Day Six

Today we visited Seymour Smith Elementary School.

The school, established in 1932-1933, is the oldest one in Pine Plains. At present it contains 6 grades, from kindergarten to Grade Five, with a student enrollment of approximately 500 students. Not a few teachers in the high school used to teach here. The school is in an old three-storey building. The crimson bricks in its wall shows us its long history. Or in other words, the education in Pine Plains started just here. At the mere thought of that, you cannot help feeling deep reverence for Mr Seymour Smith, founder of the school.

Hearing that the Chinese delegation would come, the whole school became excited. When we entered the auditorium, or their gym, the school band was rehearsing the Chinese Anthem. Although there were some problems in the rhythm, we could feel their friendship towards the Chinese people. The teacher supervising the band came up to tell me that it was only one year and a half since the children began practicing, so they didn't do as well as the high school students, but they were intent upon the rehearsal.

The welcoming assembly began after less than 10 minutes. Mr Richard Azoff, principal of the school, presided over the assembly personally. Same as we did in the previous years, he gave me a copy of his speech and asked me to translate on the spot. It was interesting that this year the school accepted a grade four student Linda Ye who came from Taiwan and they asked the girl to read out the words which was written by the girl in Chinese in a gift book, which touched us deeply. I specially quote her words below:

To our good friends,

We sincerely hope that you can enjoy everything that we do for you. There are some pictures of New York that may help you remember your New York trip.

— All the teachers and students of Seymour Smith Elementary School, February 2007

To our surprise, by the end of the assembly, a group of kids walked into the gym, holding up a paper "dragon". They were letting off electronic firecrackers while they were marching slowly in the gym. Now we got to know that it was the "parade of dragon" that the school had prepared meticulously. All the kids broke into cheers immediately and the welcoming assembly reached its peak.

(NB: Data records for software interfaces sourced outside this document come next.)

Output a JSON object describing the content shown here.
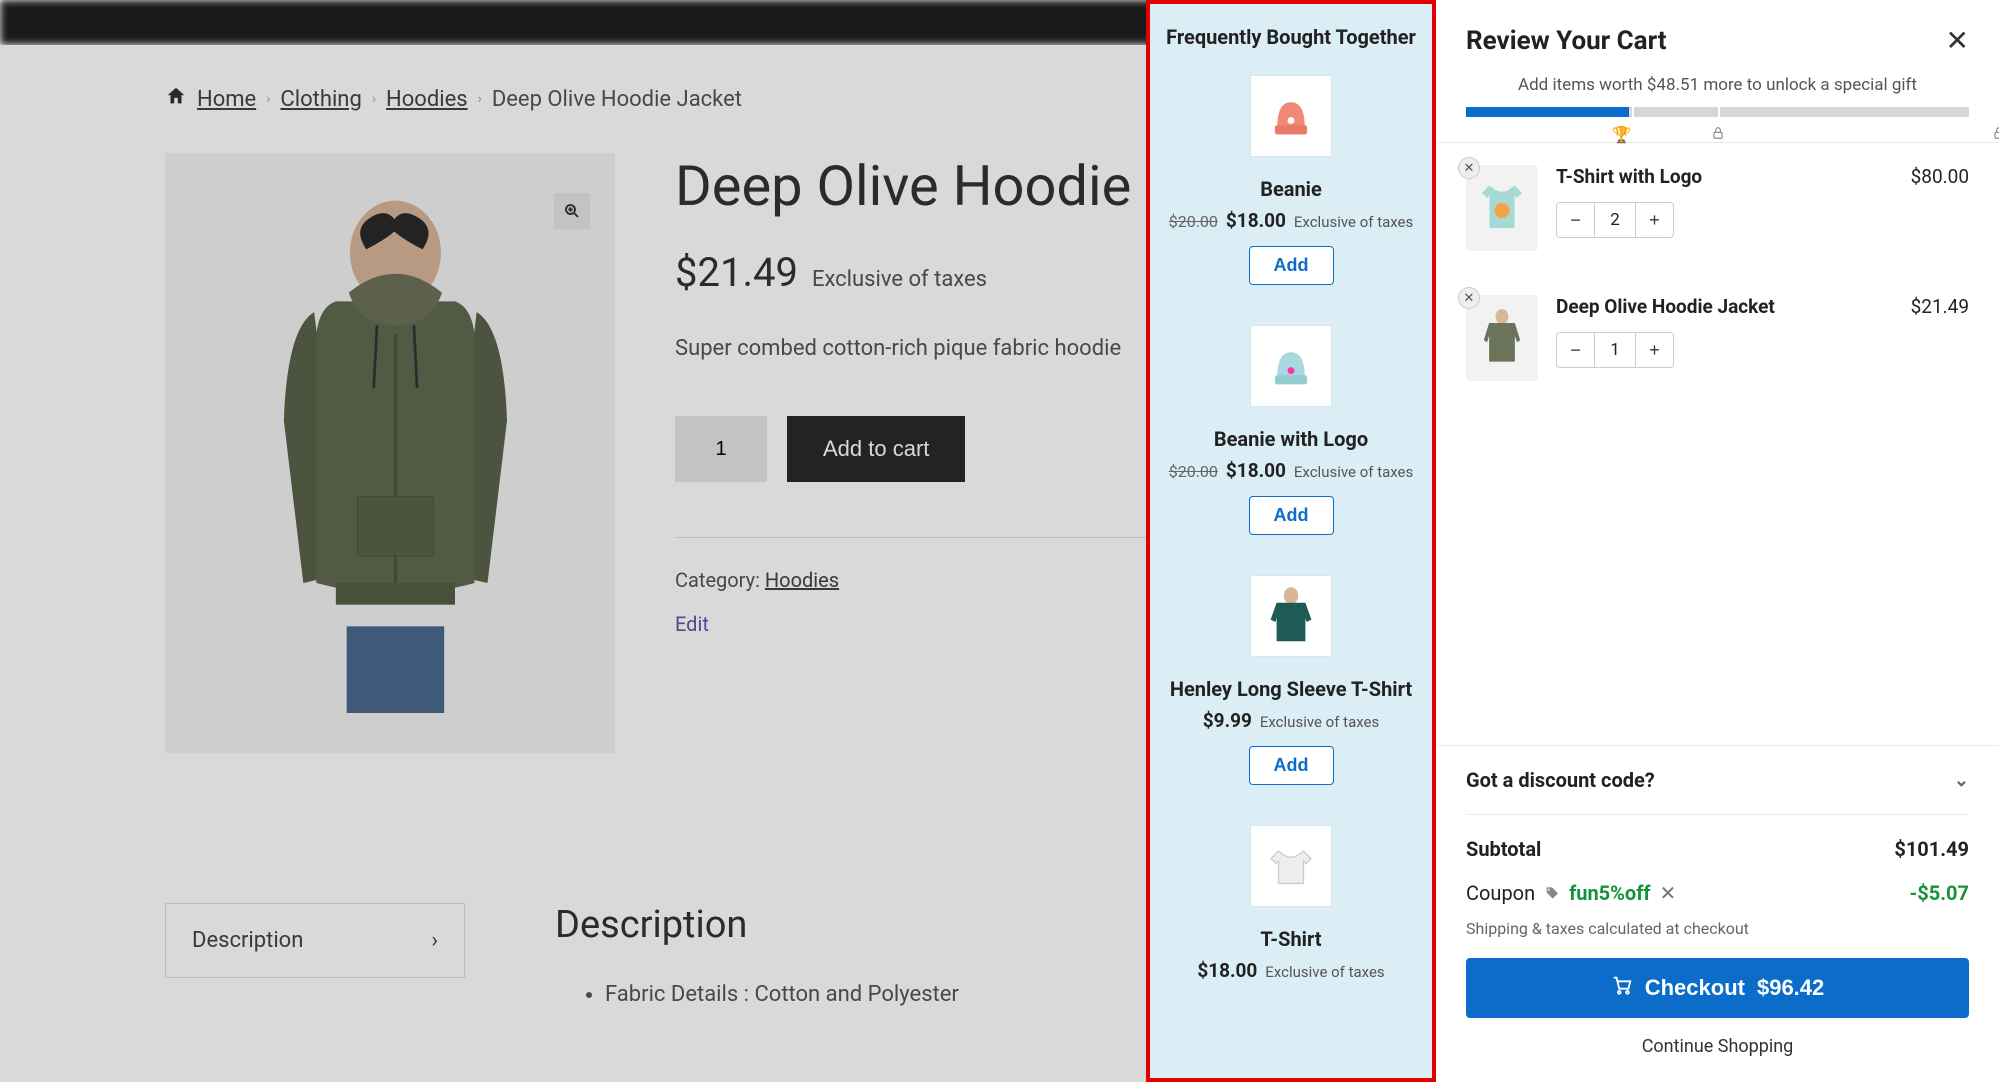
{
  "breadcrumb": {
    "home": "Home",
    "clothing": "Clothing",
    "hoodies": "Hoodies",
    "current": "Deep Olive Hoodie Jacket"
  },
  "product": {
    "title": "Deep Olive Hoodie Jacket",
    "price": "$21.49",
    "tax_note": "Exclusive of taxes",
    "description": "Super combed cotton-rich pique fabric hoodie",
    "qty": "1",
    "add_to_cart": "Add to cart",
    "category_label": "Category: ",
    "category_link": "Hoodies",
    "edit": "Edit"
  },
  "tabs": {
    "description_tab": "Description",
    "description_heading": "Description",
    "bullet1": "Fabric Details : Cotton and Polyester"
  },
  "fbt": {
    "title": "Frequently Bought Together",
    "items": [
      {
        "name": "Beanie",
        "old_price": "$20.00",
        "price": "$18.00",
        "tax": "Exclusive of taxes",
        "add": "Add"
      },
      {
        "name": "Beanie with Logo",
        "old_price": "$20.00",
        "price": "$18.00",
        "tax": "Exclusive of taxes",
        "add": "Add"
      },
      {
        "name": "Henley Long Sleeve T-Shirt",
        "old_price": "",
        "price": "$9.99",
        "tax": "Exclusive of taxes",
        "add": "Add"
      },
      {
        "name": "T-Shirt",
        "old_price": "",
        "price": "$18.00",
        "tax": "Exclusive of taxes",
        "add": "Add"
      }
    ]
  },
  "cart": {
    "title": "Review Your Cart",
    "unlock_text": "Add items worth $48.51 more to unlock a special gift",
    "items": [
      {
        "name": "T-Shirt with Logo",
        "qty": "2",
        "price": "$80.00"
      },
      {
        "name": "Deep Olive Hoodie Jacket",
        "qty": "1",
        "price": "$21.49"
      }
    ],
    "discount_prompt": "Got a discount code?",
    "subtotal_label": "Subtotal",
    "subtotal": "$101.49",
    "coupon_label": "Coupon",
    "coupon_code": "fun5%off",
    "coupon_amount": "-$5.07",
    "ship_note": "Shipping & taxes calculated at checkout",
    "checkout_label": "Checkout",
    "checkout_total": "$96.42",
    "continue": "Continue Shopping"
  }
}
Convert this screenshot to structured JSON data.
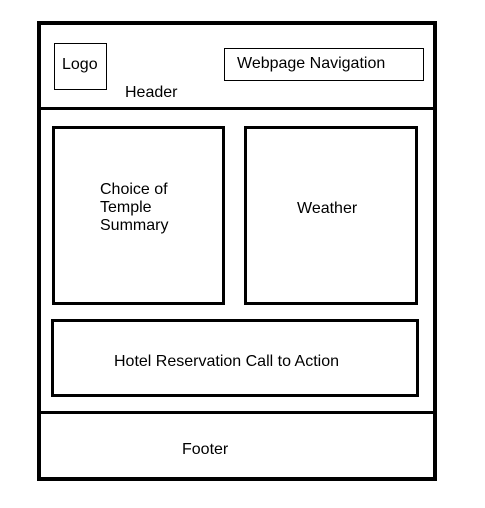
{
  "header": {
    "logo_label": "Logo",
    "title": "Header",
    "nav_label": "Webpage Navigation"
  },
  "main": {
    "temple_summary_lines": [
      "Choice of",
      "Temple",
      "Summary"
    ],
    "weather_label": "Weather",
    "hotel_cta_label": "Hotel Reservation Call to Action"
  },
  "footer": {
    "label": "Footer"
  }
}
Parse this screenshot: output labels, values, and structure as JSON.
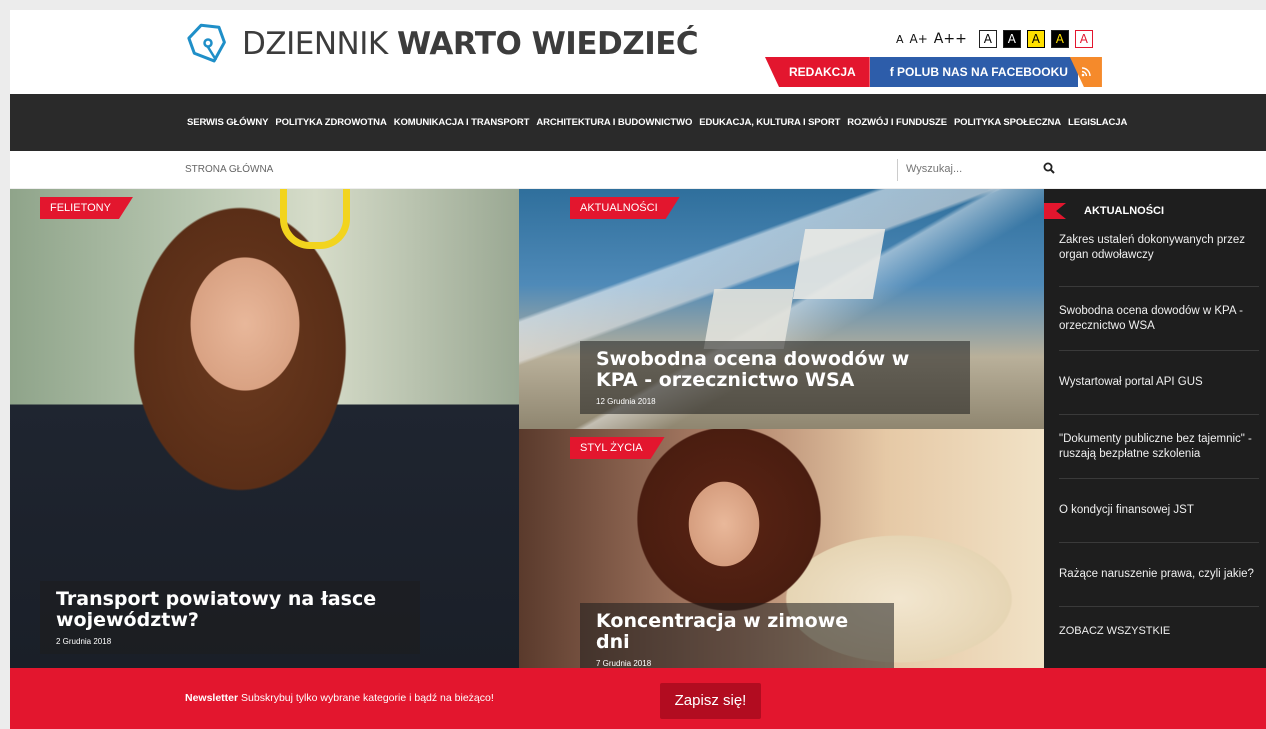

After the welcoming assembly, we were divided into 3 small groups and got into the classrooms to communicate with the American kids. The teachers and the students here were very friendly. They had prepared abundant activities for us to participate in (not merely to watch!). Our students and the teachers sat separately at the desks and did painting or handwork and talked with the American students. In this way, our students got further understanding of the life and studies of the American students.

At noon we had lunch in the school.

The communicative activity lasted the whole day; it didn't finish until 3:00 pm. We were still interested in it even when we left the school.

Shopping in a hurry

In the evening, our hostess drove us to the Wall-Mart in Kingston. It took us about half an hour to get there though it was the nearest supermarket to her house. The hostess suggested that we should make a prompt decision when we bought gifts to take home. "Once you find something, you buy it. You will never do shopping in a hurry in the last minute," she said. However, we still came back without buying anything.